Since 2009, the Food and Drug Administratio"...
Category X. See CONTRAINDICATIONS
Targretin® gel should be used with caution in patients with a known hypersensitivity to other retinoids. No clinical instances of cross-reactivity have been noted.
Vitamin A Supplementation: In clinical studies, patients were advised to limit vitamin A intake to 15,000 IU/day. Because of the relationship of bexarotene to vitamin A, patients should be advised to limit vitamin A supplements to avoid potential additive toxic effects.
Photosensitivity: Retinoids as a class have been associated with photosensitivity. In vitro assays indicate that bexarotene is a potential photosensitizing agent. There were no reports of photosensitivity in patients in the clinical studies. Patients should be advised to minimize exposure to sunlight and artificial ultraviolet light during the use of Targretin® gel.
Information for Patients
Please see accompanying “Patient's Instructions for Use”
Carcinogenesis, Mutagenesis, Impairment Of Fertility
Long-term studies in animals to assess the carcinogenic potential of bexarotene have not been conducted. Bexarotene was not mutagenic to bacteria (Ames assay) or mammalian cells (mouse lymphoma assay). Bexarotene was not clastogenic in vivo (micronucleus test in mice). No formal fertility studies were conducted with bexarotene. Bexarotene caused testicular degeneration when oral doses of 1.5 mg/kg/day were given to dogs for 91 days.
Use in Nursing Mothers
It is not known whether bexarotene is excreted in human milk. Because many drugs are excreted in human milk and because of the potential for serious adverse reactions in nursing infants from bexarotene, a decision should be made whether to discontinue nursing or to discontinue the drug, taking into account the importance of the drug to the mother.
Safety and effectiveness in pediatric patients have not been established.
Of the total patients with CTCL in clinical studies of Targretin® gel, 62% were under 65 years and 38% were 65 years or older. No overall differences in safety were observed between patients 65 years of age or older and younger patients, but greater sensitivity of some older individuals to Targretin® gel cannot be ruled out. Responses to Targretin® gel were observed across all age group decades, without preference for any individual age group decade.
Last reviewed on RxList: 6/2/2011

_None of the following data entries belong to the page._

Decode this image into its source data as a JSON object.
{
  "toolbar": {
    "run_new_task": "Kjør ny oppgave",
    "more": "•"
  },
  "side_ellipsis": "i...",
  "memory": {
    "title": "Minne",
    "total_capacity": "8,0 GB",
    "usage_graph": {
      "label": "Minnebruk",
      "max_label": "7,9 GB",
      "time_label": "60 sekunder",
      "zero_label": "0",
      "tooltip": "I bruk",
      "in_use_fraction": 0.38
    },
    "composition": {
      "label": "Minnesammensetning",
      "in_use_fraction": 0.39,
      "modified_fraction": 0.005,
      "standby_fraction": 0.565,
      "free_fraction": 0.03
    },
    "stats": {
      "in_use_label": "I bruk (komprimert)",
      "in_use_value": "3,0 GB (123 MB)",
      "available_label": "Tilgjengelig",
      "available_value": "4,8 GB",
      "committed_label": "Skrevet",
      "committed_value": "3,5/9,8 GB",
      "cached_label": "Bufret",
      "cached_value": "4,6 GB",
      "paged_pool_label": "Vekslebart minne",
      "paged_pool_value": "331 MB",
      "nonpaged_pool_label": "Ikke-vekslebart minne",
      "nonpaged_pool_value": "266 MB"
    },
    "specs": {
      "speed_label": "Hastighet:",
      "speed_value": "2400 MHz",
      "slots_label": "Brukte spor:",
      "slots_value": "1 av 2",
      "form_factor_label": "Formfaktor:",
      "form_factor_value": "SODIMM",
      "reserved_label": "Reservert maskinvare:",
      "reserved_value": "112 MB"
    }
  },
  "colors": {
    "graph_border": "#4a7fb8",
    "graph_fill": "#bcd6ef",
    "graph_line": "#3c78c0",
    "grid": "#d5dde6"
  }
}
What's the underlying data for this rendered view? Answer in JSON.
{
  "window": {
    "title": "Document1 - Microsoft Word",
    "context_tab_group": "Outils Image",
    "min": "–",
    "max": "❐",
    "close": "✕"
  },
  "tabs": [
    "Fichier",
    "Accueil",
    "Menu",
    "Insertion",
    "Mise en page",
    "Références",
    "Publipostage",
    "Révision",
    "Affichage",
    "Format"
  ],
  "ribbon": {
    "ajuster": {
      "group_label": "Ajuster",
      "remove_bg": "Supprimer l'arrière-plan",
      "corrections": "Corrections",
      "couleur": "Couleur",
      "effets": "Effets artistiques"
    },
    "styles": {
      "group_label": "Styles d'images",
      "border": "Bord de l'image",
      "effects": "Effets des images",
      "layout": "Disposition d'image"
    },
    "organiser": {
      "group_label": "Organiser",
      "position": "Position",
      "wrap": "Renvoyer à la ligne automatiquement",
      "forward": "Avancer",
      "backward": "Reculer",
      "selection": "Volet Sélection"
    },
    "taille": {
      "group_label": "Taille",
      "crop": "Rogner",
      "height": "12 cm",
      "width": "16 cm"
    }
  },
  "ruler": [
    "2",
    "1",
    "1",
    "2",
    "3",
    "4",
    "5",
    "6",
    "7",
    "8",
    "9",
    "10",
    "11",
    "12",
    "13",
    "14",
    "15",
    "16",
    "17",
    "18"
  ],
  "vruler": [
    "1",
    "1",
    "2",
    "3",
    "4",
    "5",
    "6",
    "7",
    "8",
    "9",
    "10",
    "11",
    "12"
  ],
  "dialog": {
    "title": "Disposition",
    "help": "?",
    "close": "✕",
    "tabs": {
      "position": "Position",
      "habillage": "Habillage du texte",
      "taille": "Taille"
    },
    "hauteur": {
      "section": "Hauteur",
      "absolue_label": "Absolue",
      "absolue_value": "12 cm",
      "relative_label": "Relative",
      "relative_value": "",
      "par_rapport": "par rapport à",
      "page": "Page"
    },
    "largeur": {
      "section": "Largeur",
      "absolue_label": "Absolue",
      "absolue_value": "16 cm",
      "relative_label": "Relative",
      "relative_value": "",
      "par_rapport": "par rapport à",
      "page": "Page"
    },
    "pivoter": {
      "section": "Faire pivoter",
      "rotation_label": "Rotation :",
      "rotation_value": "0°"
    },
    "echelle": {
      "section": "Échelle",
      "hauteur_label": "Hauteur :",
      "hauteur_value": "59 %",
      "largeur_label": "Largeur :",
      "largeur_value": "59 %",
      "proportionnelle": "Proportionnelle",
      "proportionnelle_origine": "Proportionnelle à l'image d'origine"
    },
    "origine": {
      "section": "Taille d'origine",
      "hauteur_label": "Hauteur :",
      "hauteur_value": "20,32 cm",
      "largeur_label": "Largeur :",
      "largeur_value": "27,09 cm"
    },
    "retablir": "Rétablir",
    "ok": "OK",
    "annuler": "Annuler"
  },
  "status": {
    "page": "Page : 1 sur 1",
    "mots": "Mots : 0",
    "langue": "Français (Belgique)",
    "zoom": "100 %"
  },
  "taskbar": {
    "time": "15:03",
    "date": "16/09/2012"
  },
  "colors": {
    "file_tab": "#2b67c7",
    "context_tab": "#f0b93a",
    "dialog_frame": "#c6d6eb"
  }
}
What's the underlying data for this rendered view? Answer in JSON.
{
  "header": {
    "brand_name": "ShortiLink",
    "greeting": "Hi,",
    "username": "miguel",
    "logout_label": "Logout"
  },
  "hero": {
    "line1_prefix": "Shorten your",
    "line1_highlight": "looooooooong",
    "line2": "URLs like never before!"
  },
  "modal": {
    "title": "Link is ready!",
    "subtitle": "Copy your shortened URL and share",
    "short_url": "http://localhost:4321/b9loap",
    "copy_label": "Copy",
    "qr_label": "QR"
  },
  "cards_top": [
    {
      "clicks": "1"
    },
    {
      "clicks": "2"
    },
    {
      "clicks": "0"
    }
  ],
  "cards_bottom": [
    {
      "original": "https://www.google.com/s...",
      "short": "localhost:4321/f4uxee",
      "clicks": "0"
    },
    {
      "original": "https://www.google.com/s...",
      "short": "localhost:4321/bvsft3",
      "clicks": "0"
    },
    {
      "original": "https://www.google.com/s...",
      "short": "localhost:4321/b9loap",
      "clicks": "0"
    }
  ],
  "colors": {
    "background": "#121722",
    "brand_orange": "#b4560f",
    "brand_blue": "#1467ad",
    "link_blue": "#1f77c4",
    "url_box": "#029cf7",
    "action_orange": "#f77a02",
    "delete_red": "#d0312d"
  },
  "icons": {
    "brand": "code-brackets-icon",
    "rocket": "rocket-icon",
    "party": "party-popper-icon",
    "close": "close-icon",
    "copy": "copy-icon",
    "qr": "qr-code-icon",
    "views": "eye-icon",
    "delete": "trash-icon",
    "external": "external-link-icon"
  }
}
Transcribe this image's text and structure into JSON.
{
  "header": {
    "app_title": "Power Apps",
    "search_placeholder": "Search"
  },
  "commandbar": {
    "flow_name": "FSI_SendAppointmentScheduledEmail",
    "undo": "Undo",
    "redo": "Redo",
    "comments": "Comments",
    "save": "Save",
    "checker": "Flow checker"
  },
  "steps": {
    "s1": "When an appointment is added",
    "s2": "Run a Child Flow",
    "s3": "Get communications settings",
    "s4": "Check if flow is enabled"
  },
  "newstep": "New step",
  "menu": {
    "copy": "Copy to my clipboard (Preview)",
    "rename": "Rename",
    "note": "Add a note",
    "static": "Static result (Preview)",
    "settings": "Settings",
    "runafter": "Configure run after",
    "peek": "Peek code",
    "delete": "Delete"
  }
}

This monograph has been modified to include the generic and brand name in many instances.
Additional Targretin Gel Information
Report Problems to the Food and Drug Administration
Find out what women really need.